Drone footage reveals the secret social lives of killer whales

Video: https://www.dropbox.com/s/q7xtqc2qwcqkfn8/VRP40533.mp4?dl=0

This stunning aerial footage of a pod of killer whales has helped researchers uncover the secret social lives led by these stunning predators during which they pick and choose friends and become less sociable as they grow old.

A study by the University of Exeter and the Center for Whale Research (CWR) has found that killer whales (Orcinus orca) form complex social structures in their pods.

Doctor Michael Weiss, lead author of the paper, said: ‘Until now, research on killer whale social networks has relied on seeing the whales when they surface, and recording which whales are together.’

Using the drone footage the team were able to get a better insight into the lives of the orca pod.

Weiss explained: ‘Looking down into the water from a drone allowed us to see details such as contact between individual whales.

‘Our findings show that, even within these tight-knit groups, whales prefer to interact with specific individuals.’

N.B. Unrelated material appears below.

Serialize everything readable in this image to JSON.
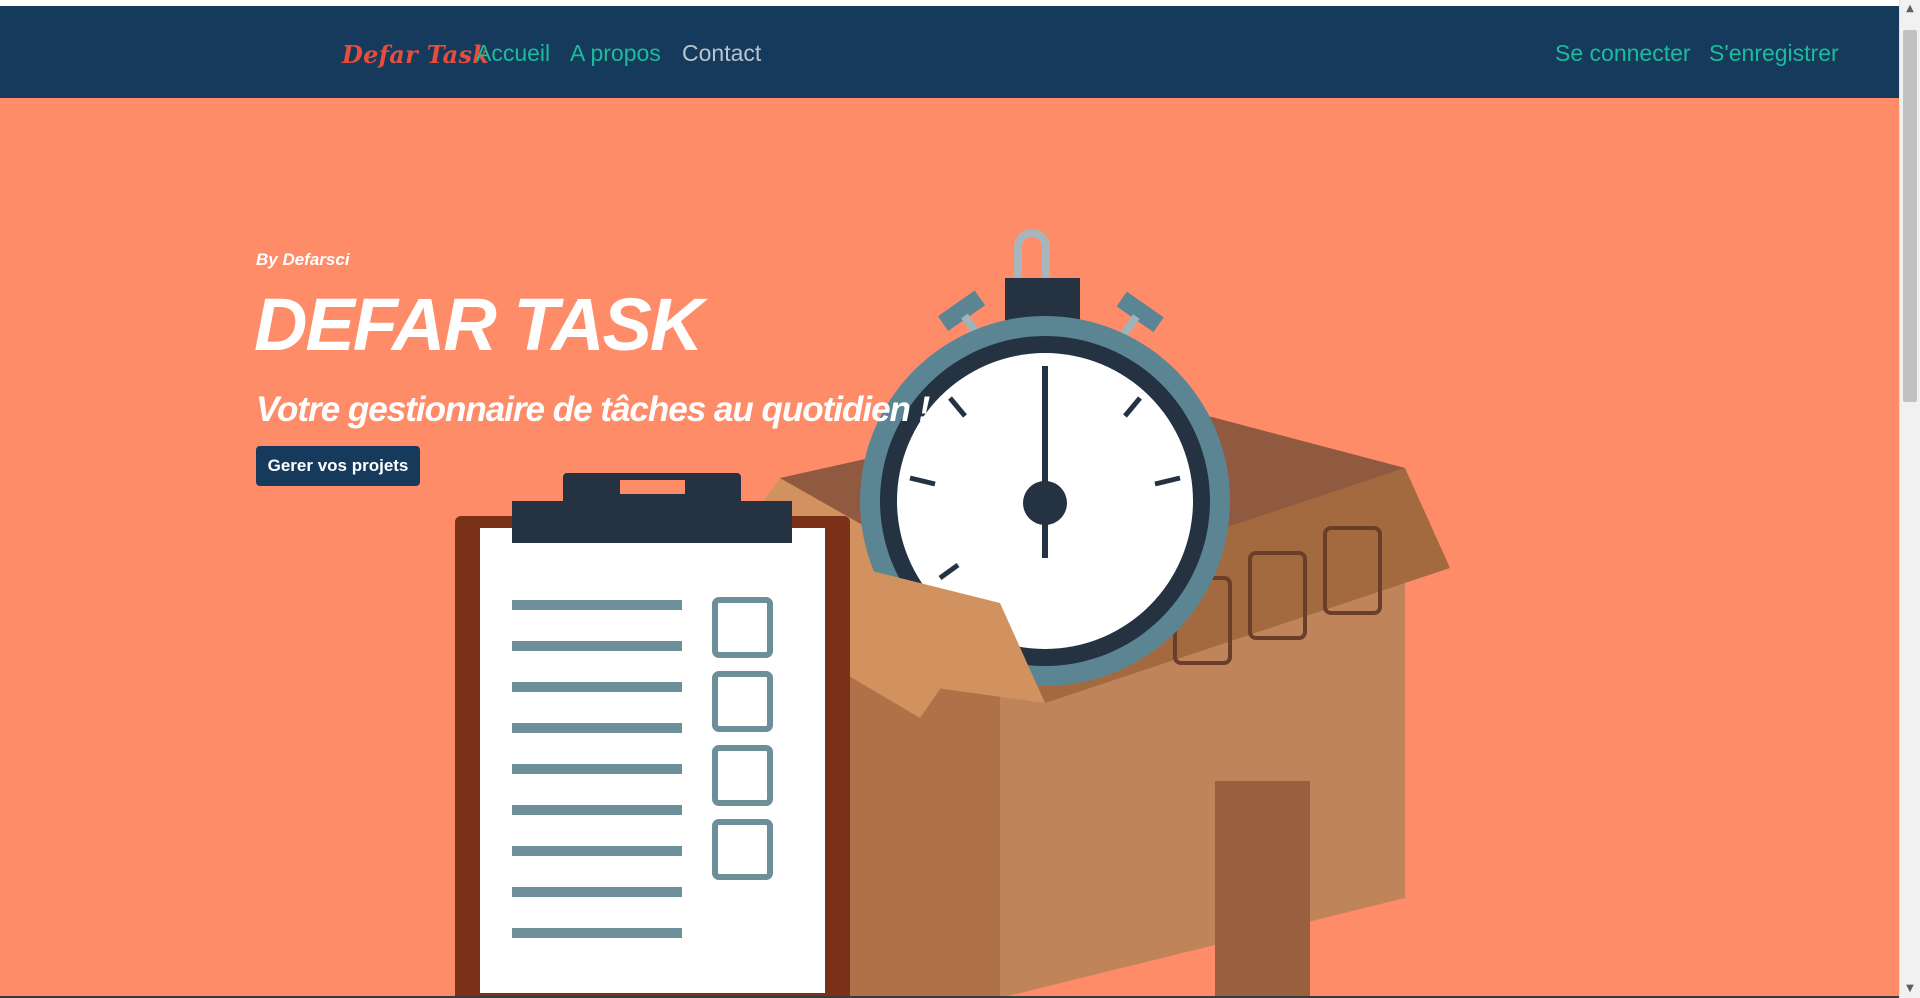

He summarised this behaviour by comparing it to children at a birthday party saying: ‘When your mum takes you to a party as a kid – you didn’t choose the party, but you can still choose who to hang out with once you’re there.’

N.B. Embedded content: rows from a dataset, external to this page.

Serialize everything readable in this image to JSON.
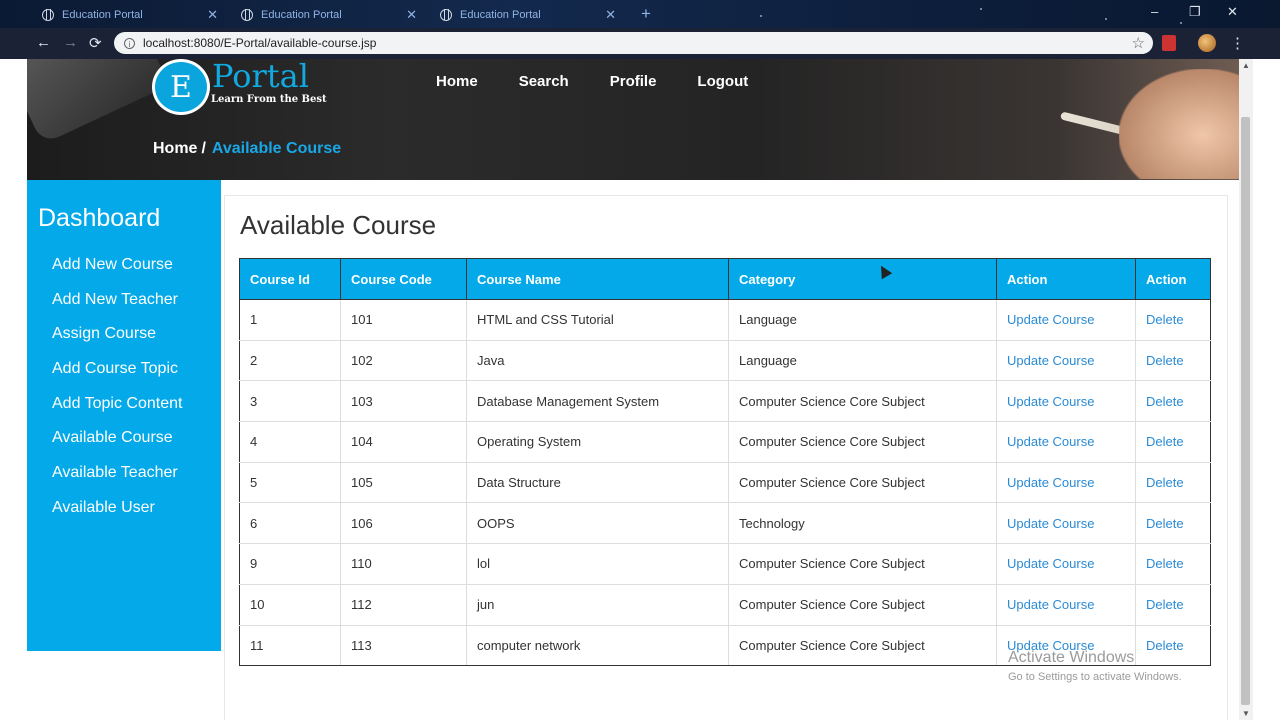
{
  "browser": {
    "tabs": [
      {
        "title": "Education Portal"
      },
      {
        "title": "Education Portal"
      },
      {
        "title": "Education Portal"
      }
    ],
    "new_tab_icon": "+",
    "url": "localhost:8080/E-Portal/available-course.jsp",
    "window_controls": {
      "minimize": "–",
      "maximize": "❐",
      "close": "✕"
    },
    "nav": {
      "back": "←",
      "forward": "→",
      "reload": "⟳"
    },
    "bookmark_icon": "☆",
    "menu_icon": "⋮"
  },
  "logo": {
    "letter": "E",
    "word": "Portal",
    "tagline": "Learn From the Best"
  },
  "topnav": {
    "home": "Home",
    "search": "Search",
    "profile": "Profile",
    "logout": "Logout"
  },
  "breadcrumb": {
    "home": "Home",
    "separator": "/",
    "current": "Available Course"
  },
  "sidebar": {
    "title": "Dashboard",
    "items": [
      {
        "label": "Add New Course"
      },
      {
        "label": "Add New Teacher"
      },
      {
        "label": "Assign Course"
      },
      {
        "label": "Add Course Topic"
      },
      {
        "label": "Add Topic Content"
      },
      {
        "label": "Available Course"
      },
      {
        "label": "Available Teacher"
      },
      {
        "label": "Available User"
      }
    ]
  },
  "main": {
    "title": "Available Course",
    "table": {
      "headers": [
        "Course Id",
        "Course Code",
        "Course Name",
        "Category",
        "Action",
        "Action"
      ],
      "rows": [
        {
          "id": "1",
          "code": "101",
          "name": "HTML and CSS Tutorial",
          "category": "Language",
          "update": "Update Course",
          "delete": "Delete"
        },
        {
          "id": "2",
          "code": "102",
          "name": "Java",
          "category": "Language",
          "update": "Update Course",
          "delete": "Delete"
        },
        {
          "id": "3",
          "code": "103",
          "name": "Database Management System",
          "category": "Computer Science Core Subject",
          "update": "Update Course",
          "delete": "Delete"
        },
        {
          "id": "4",
          "code": "104",
          "name": "Operating System",
          "category": "Computer Science Core Subject",
          "update": "Update Course",
          "delete": "Delete"
        },
        {
          "id": "5",
          "code": "105",
          "name": "Data Structure",
          "category": "Computer Science Core Subject",
          "update": "Update Course",
          "delete": "Delete"
        },
        {
          "id": "6",
          "code": "106",
          "name": "OOPS",
          "category": "Technology",
          "update": "Update Course",
          "delete": "Delete"
        },
        {
          "id": "9",
          "code": "110",
          "name": "lol",
          "category": "Computer Science Core Subject",
          "update": "Update Course",
          "delete": "Delete"
        },
        {
          "id": "10",
          "code": "112",
          "name": "jun",
          "category": "Computer Science Core Subject",
          "update": "Update Course",
          "delete": "Delete"
        },
        {
          "id": "11",
          "code": "113",
          "name": "computer network",
          "category": "Computer Science Core Subject",
          "update": "Update Course",
          "delete": "Delete"
        }
      ]
    }
  },
  "watermark": {
    "line1": "Activate Windows",
    "line2": "Go to Settings to activate Windows."
  },
  "colors": {
    "accent": "#03a9e8",
    "link": "#2a8bd6",
    "hero": "#242424"
  }
}
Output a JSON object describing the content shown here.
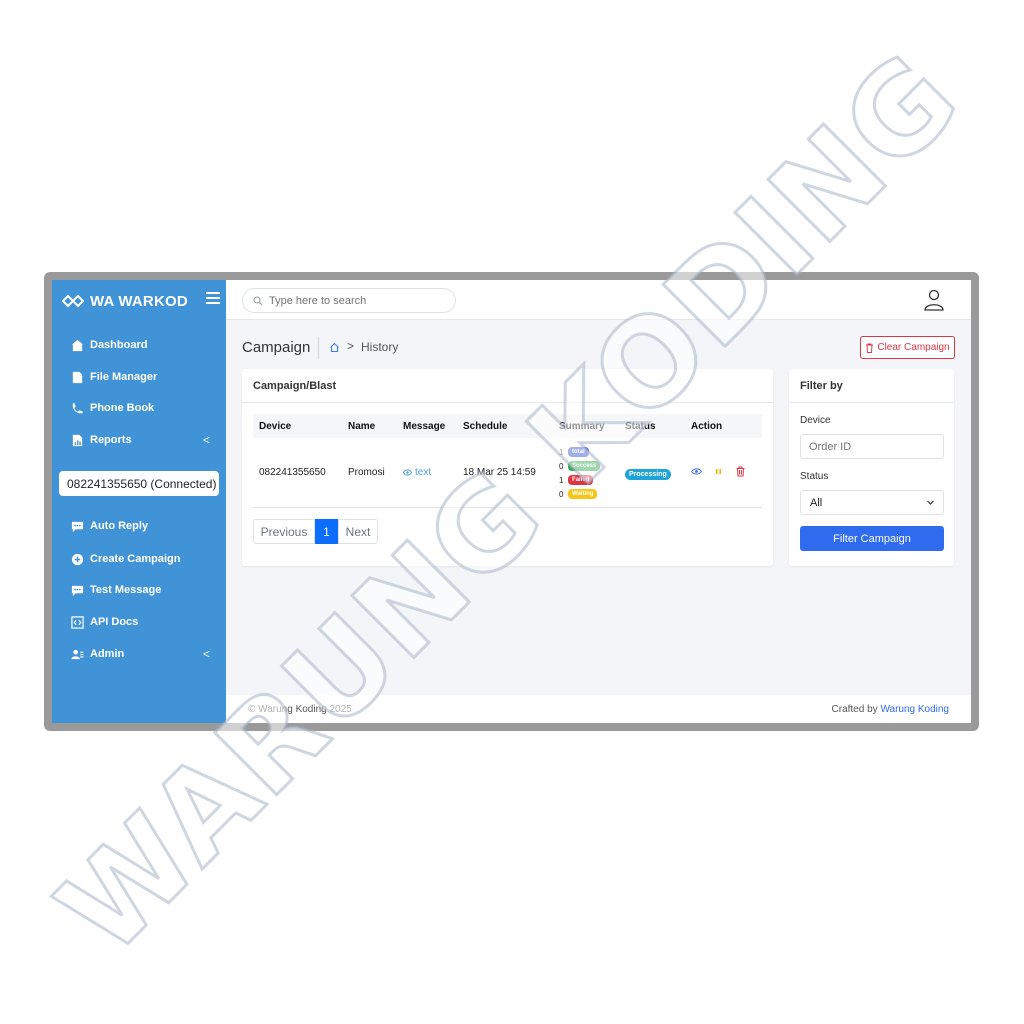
{
  "brand": {
    "name": "WA WARKOD"
  },
  "sidebar": {
    "items": [
      {
        "label": "Dashboard",
        "icon": "home-icon"
      },
      {
        "label": "File Manager",
        "icon": "file-icon"
      },
      {
        "label": "Phone Book",
        "icon": "phone-icon"
      },
      {
        "label": "Reports",
        "icon": "report-icon",
        "chevron": "<"
      },
      {
        "label": "Auto Reply",
        "icon": "chat-icon"
      },
      {
        "label": "Create Campaign",
        "icon": "plus-circle-icon"
      },
      {
        "label": "Test Message",
        "icon": "chat-icon"
      },
      {
        "label": "API Docs",
        "icon": "code-icon"
      },
      {
        "label": "Admin",
        "icon": "users-icon",
        "chevron": "<"
      }
    ],
    "device": "082241355650 (Connected)"
  },
  "search": {
    "placeholder": "Type here to search"
  },
  "header": {
    "title": "Campaign",
    "breadcrumb": "History",
    "clear_button": "Clear Campaign"
  },
  "campaign_card": {
    "title": "Campaign/Blast",
    "columns": [
      "Device",
      "Name",
      "Message",
      "Schedule",
      "Summary",
      "Status",
      "Action"
    ],
    "row": {
      "device": "082241355650",
      "name": "Promosi",
      "message": "text",
      "schedule": "18 Mar 25 14:59",
      "summary": [
        {
          "count": "1",
          "label": "total"
        },
        {
          "count": "0",
          "label": "Success"
        },
        {
          "count": "1",
          "label": "Failed"
        },
        {
          "count": "0",
          "label": "Waiting"
        }
      ],
      "status": "Processing"
    },
    "pagination": {
      "prev": "Previous",
      "page": "1",
      "next": "Next"
    }
  },
  "filter": {
    "title": "Filter by",
    "device_label": "Device",
    "device_placeholder": "Order ID",
    "status_label": "Status",
    "status_value": "All",
    "button": "Filter Campaign"
  },
  "footer": {
    "copyright": "© Warung Koding 2025",
    "crafted_prefix": "Crafted by",
    "crafted_link": "Warung Koding"
  },
  "watermark": "WARUNG KODING",
  "colors": {
    "sidebar": "#4193d8",
    "primary": "#2f6bef",
    "danger": "#dc3545",
    "success": "#28a745",
    "warning": "#f5c518",
    "info": "#1ea4d8"
  }
}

Much like human’s the orcas will spend more time with the members of their pod that they prefer.

The factors driving this decision are not yet entirely clear, however, the study found that the whales tend to favour spending time with pod members of the same sex and similar age.

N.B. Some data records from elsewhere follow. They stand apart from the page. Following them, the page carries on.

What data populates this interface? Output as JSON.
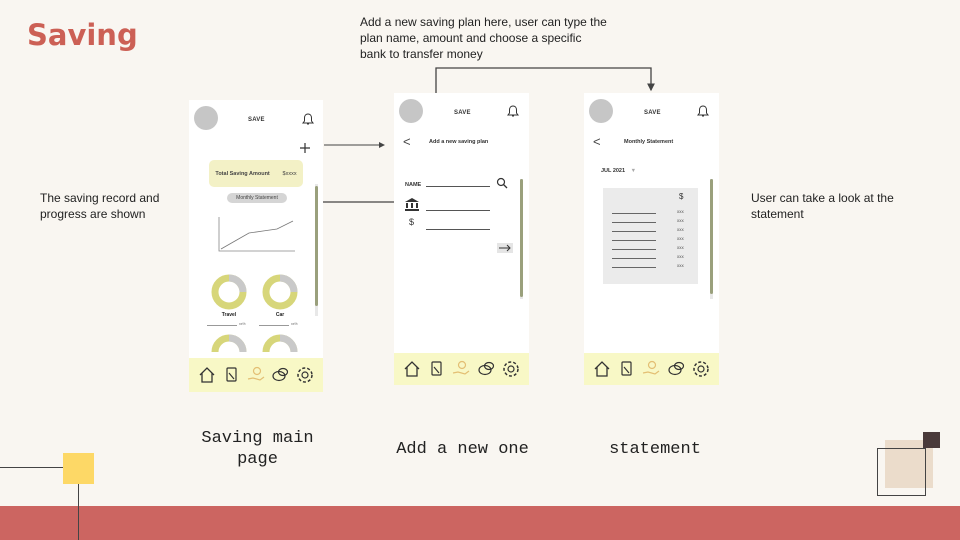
{
  "page": {
    "title": "Saving",
    "notes": {
      "left": "The saving record and progress are shown",
      "top": "Add a new saving plan here, user can type the plan name, amount and choose a specific bank to transfer money",
      "right": "User can take a look at the statement"
    },
    "captions": {
      "main": "Saving main page",
      "add": "Add a new one",
      "statement": "statement"
    }
  },
  "main_screen": {
    "header": "SAVE",
    "total_label": "Total Saving Amount",
    "total_value": "$xxxx",
    "statement_button": "Monthly Statement",
    "categories": [
      "Travel",
      "Car"
    ],
    "percent_label": "xx%"
  },
  "add_screen": {
    "header": "SAVE",
    "subtitle": "Add a new saving plan",
    "name_label": "NAME",
    "dollar_label": "$"
  },
  "statement_screen": {
    "header": "SAVE",
    "subtitle": "Monthly Statement",
    "month": "JUL 2021",
    "dollar_label": "$",
    "rows": [
      "xxx",
      "xxx",
      "xxx",
      "xxx",
      "xxx",
      "xxx",
      "xxx"
    ]
  },
  "nav_icons": [
    "home-icon",
    "card-icon",
    "money-hand-icon",
    "chat-icon",
    "settings-icon"
  ],
  "colors": {
    "accent": "#cc6055",
    "nav_bg": "#f8f8c6",
    "donut": "#d7d67a",
    "card": "#f3f1c6"
  }
}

Professor Darren Croft, from Exeter’s Centre for Research in Animal Behaviour, said: ‘We were amazed to see how much contact there is between whales – how tactile they are.’

‘In many species, including humans, physical contact tends to be a soothing, stress-relieving activity that reinforces social connections’

‘We found fascinating parallels between the behaviour of whales and other mammals, and we are excited about the next stages of this research.’

The study was published in the Proceedings of the Royal Society B journal titled: ‘Age and sex influence social interactions, but not associations, within a killer whale pod.’